The judges left the court building after tear gas was fired
Some of the sacked judges refused to leave the courthouse at first, declaring the move unconstitutional.
But they abandoned their protest after police fired tear gas at an anti- government rally outside the building.
Ecuadorean President Lucio Gutierrez had sought an overhaul of the court, saying its judges were biased in favour of opposition parties.
The showdown began on Wednesday, when Ecuador's assembly voted to dismiss 27 of the court's 31 judges.
Its Chief Justice, Hugo Quintana, immediately denounced the move as "illegal" and said he would only be removed from his office by force.
Police took up positions around court buildings in Quito, Ecuador's capital, and around 200 pro-court protesters gathered nearby.
The magistrates left the building when tear gas was fired.
Mr Quintana later said he and other sacked judges would continue to work as a "Supreme Court in exile".
President Gutierrez, a former army chief who won power in 2002, said the court was loyal to the opposition, which recently tried to launch impeachment proceedings against him.
Supporters of the court say the dismissal was dictatorial
Mr Gutierrez announced new judges drawn from political parties that opposed the impeachment drive.

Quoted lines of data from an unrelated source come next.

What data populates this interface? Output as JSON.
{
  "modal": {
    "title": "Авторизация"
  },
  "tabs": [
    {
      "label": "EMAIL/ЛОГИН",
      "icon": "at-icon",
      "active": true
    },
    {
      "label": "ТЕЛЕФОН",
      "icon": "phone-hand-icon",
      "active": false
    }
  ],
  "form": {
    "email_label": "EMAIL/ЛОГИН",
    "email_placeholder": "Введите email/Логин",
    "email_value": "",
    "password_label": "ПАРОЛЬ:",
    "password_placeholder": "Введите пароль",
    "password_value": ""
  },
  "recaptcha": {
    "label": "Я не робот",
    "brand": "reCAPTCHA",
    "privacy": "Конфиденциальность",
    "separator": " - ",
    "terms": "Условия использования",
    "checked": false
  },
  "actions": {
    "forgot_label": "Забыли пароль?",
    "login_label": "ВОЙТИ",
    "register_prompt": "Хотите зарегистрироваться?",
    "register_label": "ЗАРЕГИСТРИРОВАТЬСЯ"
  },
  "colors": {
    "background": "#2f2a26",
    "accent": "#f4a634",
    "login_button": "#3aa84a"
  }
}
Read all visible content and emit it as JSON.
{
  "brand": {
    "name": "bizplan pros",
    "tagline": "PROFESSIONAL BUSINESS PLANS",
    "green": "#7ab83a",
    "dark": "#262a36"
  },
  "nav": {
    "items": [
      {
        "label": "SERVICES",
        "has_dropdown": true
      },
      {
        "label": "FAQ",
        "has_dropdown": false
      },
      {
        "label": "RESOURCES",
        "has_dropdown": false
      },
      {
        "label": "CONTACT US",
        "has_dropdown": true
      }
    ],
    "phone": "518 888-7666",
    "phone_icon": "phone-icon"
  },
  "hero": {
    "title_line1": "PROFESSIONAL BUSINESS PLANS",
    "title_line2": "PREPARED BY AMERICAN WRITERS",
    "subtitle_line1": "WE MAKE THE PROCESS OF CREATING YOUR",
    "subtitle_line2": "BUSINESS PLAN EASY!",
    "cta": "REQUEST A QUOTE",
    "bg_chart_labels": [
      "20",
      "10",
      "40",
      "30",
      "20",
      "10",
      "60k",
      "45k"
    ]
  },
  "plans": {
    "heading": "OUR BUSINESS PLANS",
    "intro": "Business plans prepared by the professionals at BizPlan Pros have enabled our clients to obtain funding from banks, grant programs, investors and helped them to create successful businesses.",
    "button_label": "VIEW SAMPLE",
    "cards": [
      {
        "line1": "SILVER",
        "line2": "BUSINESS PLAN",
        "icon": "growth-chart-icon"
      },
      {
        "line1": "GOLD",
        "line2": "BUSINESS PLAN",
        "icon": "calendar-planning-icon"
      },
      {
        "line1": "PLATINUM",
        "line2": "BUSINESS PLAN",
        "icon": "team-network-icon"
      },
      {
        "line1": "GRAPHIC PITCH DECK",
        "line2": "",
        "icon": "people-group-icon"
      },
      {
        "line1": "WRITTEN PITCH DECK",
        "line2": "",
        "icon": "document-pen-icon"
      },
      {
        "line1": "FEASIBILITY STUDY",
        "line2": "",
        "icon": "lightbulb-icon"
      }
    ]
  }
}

The new court will be a temporary arrangement until a constitutional amendment is proposed next year, he said.
The opposition says the constitution does not allow for the quick removal of the judges.
But political analyst Fernando Bustamante says that although it was unconstitutional, the decision should be good for political stability.
He says the court has been under the effective control of former President Leon Febres Cordero for years, and that for Mr Gutierrez to be able to govern he had to reduce the powers of Mr Febres Cordero.